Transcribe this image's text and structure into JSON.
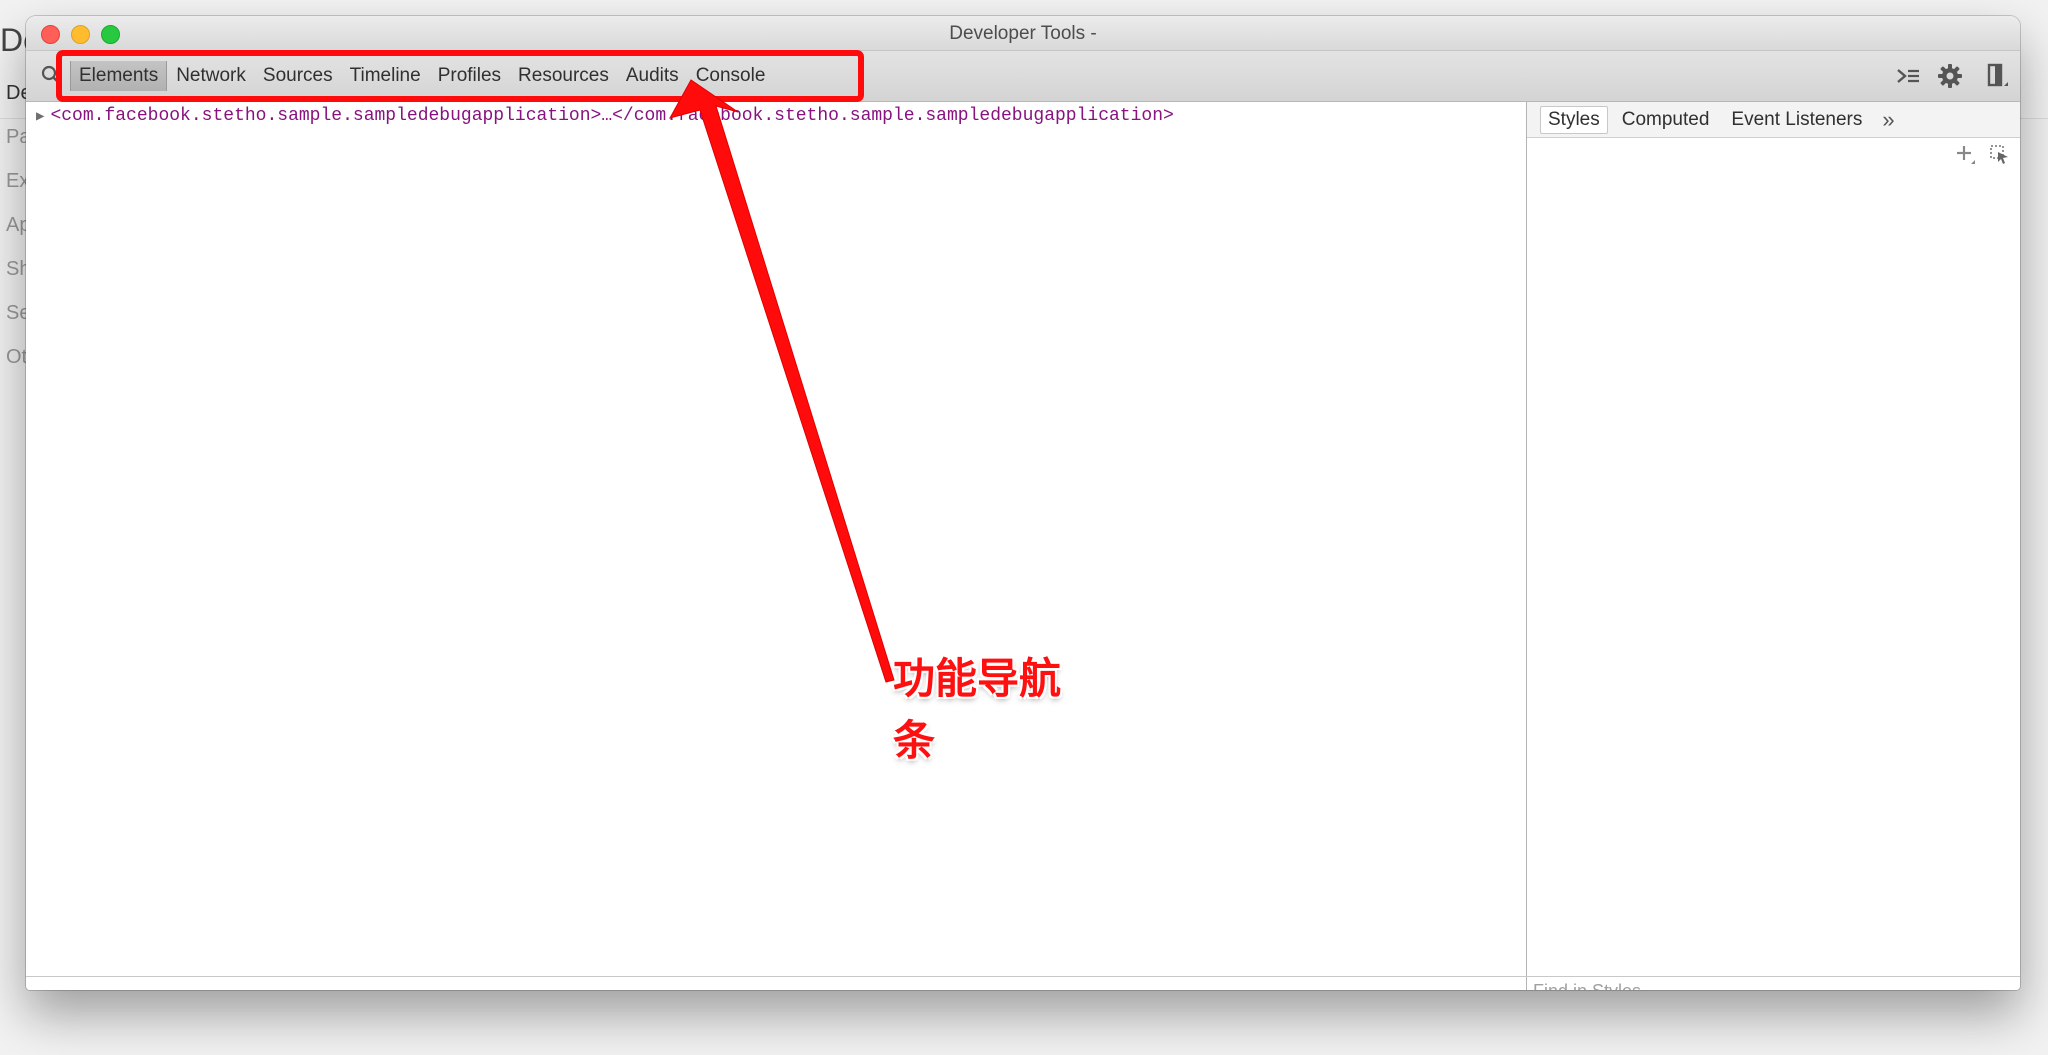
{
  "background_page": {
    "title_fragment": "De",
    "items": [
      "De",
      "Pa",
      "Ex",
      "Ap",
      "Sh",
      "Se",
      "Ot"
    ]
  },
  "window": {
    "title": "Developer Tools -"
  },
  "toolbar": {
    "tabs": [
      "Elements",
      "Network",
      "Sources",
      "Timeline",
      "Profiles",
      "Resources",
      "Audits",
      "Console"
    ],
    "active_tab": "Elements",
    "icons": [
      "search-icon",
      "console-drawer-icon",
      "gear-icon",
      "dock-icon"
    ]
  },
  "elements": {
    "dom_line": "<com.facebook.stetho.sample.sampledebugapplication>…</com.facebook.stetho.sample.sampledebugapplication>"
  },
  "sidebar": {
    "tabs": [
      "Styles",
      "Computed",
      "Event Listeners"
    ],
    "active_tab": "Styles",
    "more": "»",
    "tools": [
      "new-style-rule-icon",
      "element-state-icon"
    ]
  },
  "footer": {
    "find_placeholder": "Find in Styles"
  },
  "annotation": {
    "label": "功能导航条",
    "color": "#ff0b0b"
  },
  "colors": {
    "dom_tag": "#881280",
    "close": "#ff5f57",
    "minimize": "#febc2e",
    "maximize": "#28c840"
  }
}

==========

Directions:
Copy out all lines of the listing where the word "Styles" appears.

Problem solution:
      "Styles",
    "active_tab": "Styles",
    "find_placeholder": "Find in Styles"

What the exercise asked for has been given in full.